Thursday, December 8, 2011
Residential break-ins and burglaries are up on the Peninsula, and Monterey Police Department Detective Michael Bruno says brown powder and gold jewelry are to blame.
Since Jan. 1, MPD has made 43 arrests for possession or crimes committed under the influence of heroin, which officers are finding most often in its snortable or smokeable “Mexican brown” powdered form. “The power of the drug overrides the power of common sense,” Bruno says.
So does its price: A gram goes for between $60-$100. So increasingly, smack-addled thieves are targeting gold. “The price of gold is sky-high right now,” says Seaside Police Cmdr. Judy Stradan.
The rate this week is just over $1,700 per ounce, and ads offering to buy gold are ubiquitous.
At least 10 Peninsula residential burglaries this year were committed by several heroin addicts from Monterey and Seaside, according to Bruno. Their preferred stolen goods: electronics and gold jewelry.

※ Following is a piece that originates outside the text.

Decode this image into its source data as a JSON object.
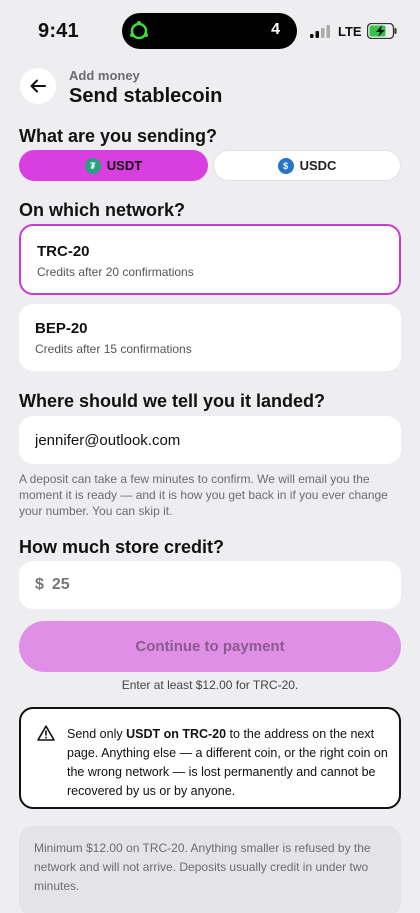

Seaside’s been hit especially hard, with 148 reported thefts, robberies and property crimes in the past six months. Stradan says the number of thefts has more than doubled in the past year.

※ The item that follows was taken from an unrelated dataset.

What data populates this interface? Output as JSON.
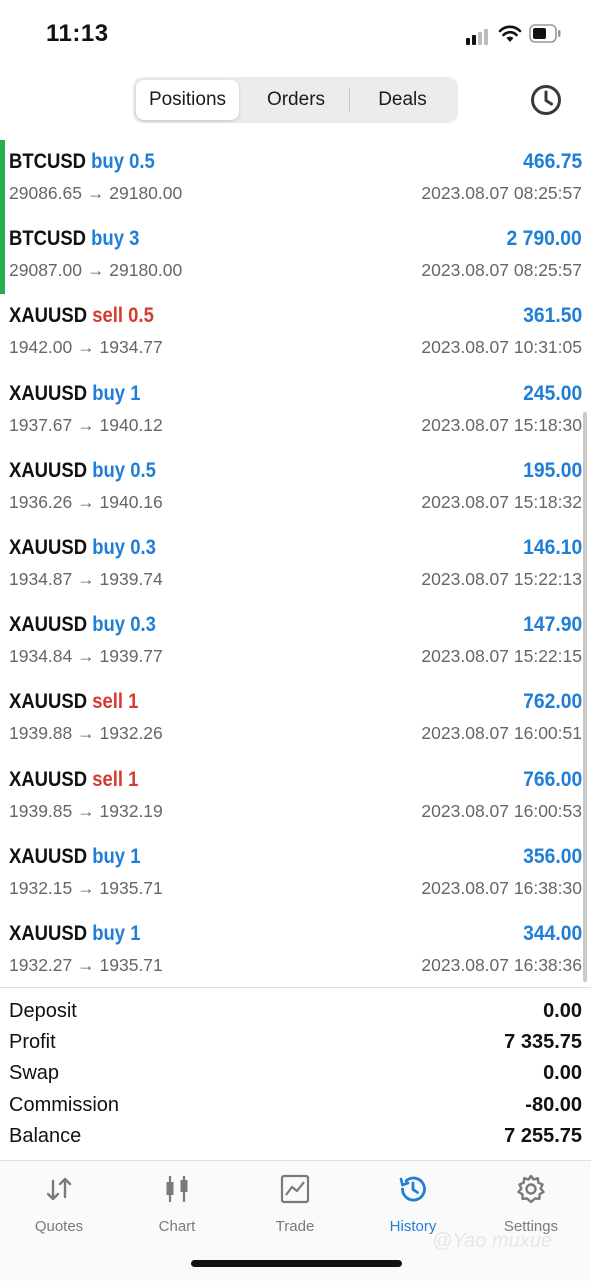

Seaside Deputy Police Chief Louis Lumpkin says most burglars aren’t drug users – “It’s more everyday opportunists” – but plenty of addicts are stealing to pay for their pricey habit. Seaside’s seen an upswing not in heroin use, he adds, but in its synthetic incarnation, the prescription painkiller OxyContin.
“It’s a pretty select group that gets into oxy and heroin,” Lumpkin says.

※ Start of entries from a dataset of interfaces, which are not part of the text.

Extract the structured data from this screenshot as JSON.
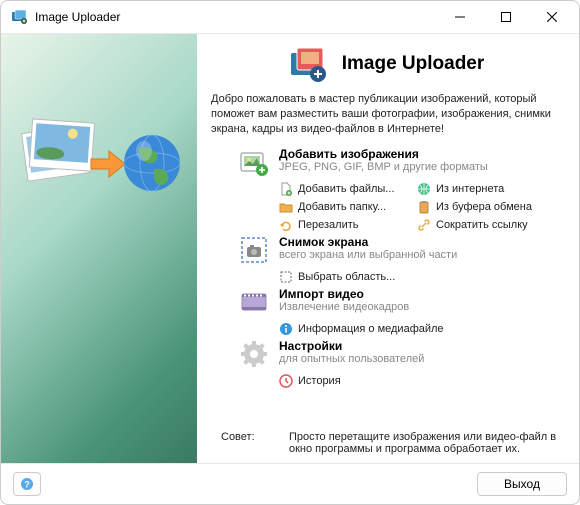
{
  "window": {
    "title": "Image Uploader",
    "header": "Image Uploader"
  },
  "welcome": "Добро пожаловать в мастер публикации изображений, который поможет вам разместить ваши фотографии, изображения, снимки экрана, кадры из видео-файлов в Интернете!",
  "sections": {
    "add_images": {
      "title": "Добавить изображения",
      "subtitle": "JPEG, PNG, GIF, BMP и другие форматы",
      "items": {
        "add_files": "Добавить файлы...",
        "from_internet": "Из интернета",
        "add_folder": "Добавить папку...",
        "from_clipboard": "Из буфера обмена",
        "reupload": "Перезалить",
        "shorten_link": "Сократить ссылку"
      }
    },
    "screenshot": {
      "title": "Снимок экрана",
      "subtitle": "всего экрана или выбранной части",
      "items": {
        "select_region": "Выбрать область..."
      }
    },
    "import_video": {
      "title": "Импорт видео",
      "subtitle": "Извлечение видеокадров",
      "items": {
        "media_info": "Информация о медиафайле"
      }
    },
    "settings": {
      "title": "Настройки",
      "subtitle": "для опытных пользователей",
      "items": {
        "history": "История"
      }
    }
  },
  "tip": {
    "label": "Совет:",
    "text": "Просто перетащите изображения или видео-файл в окно программы и программа обработает их."
  },
  "footer": {
    "exit": "Выход"
  },
  "colors": {
    "accent_blue": "#3399dd",
    "accent_green": "#44aa66",
    "folder": "#e8a23c"
  }
}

Peninsula police have been nabbing mostly 18 – to 25-year-olds for heroin and oxy-related crimes. Bruno says Monterey’s seen a dip in OxyContin-related arrests since pharmaceutical companies changed the drug’s formula last year to strengthen the pill’s coating, making it harder to crush into powder.
But it’s still strong enough to provoke desperate acts. Just last week, 30-year-old Brett Vossler of Seaside held up Ordway Drugstore on Monterey’s Alvarado Street and stole OxyContin and morphine. Vossler then locked himself into the neighboring Old Monterey Cafe bathroom, shattered the mirror and fell silent. When police broke in 50 minutes later, he was unresponsive; he died at CHOMP that afternoon.
While addicts look for their next fix, spiking gold prices are keeping buyers busy. “We’re getting a lot more people selling gold than we used to,” says Oscar Anguiano of Seaside Trading Post. The display cases below him are filled with gold necklaces and rings.
The Broadway Avenue pawn shop, along with other licensed gold buyers, requires sellers to present valid identification and submit fingerprints and signatures, which are passed on to the police.
The problem now, police say, is the rise in unlicensed gold dealers buying chains and coins from thieves seeking quick cash, then selling it to melters days later, destroying the stolen goods before police can track them down.
Last August, Seaside police arrested Hildeberto Martinez, the owner of Joyeria Latina on Santa Barbara Street, for illegal gold buying. Lumpkin says the department continues to investigate suspicious dealers and scrutinize new applications for gold-buying licenses.
Buyers are required to keep merchandise for 30 days, allowing police to corroborate stolen property reports with pawn shop receipts.
“The legitimate buyers help us stay on top of it,” Lumpkin says. “Gold places are not asking a lot of questions.”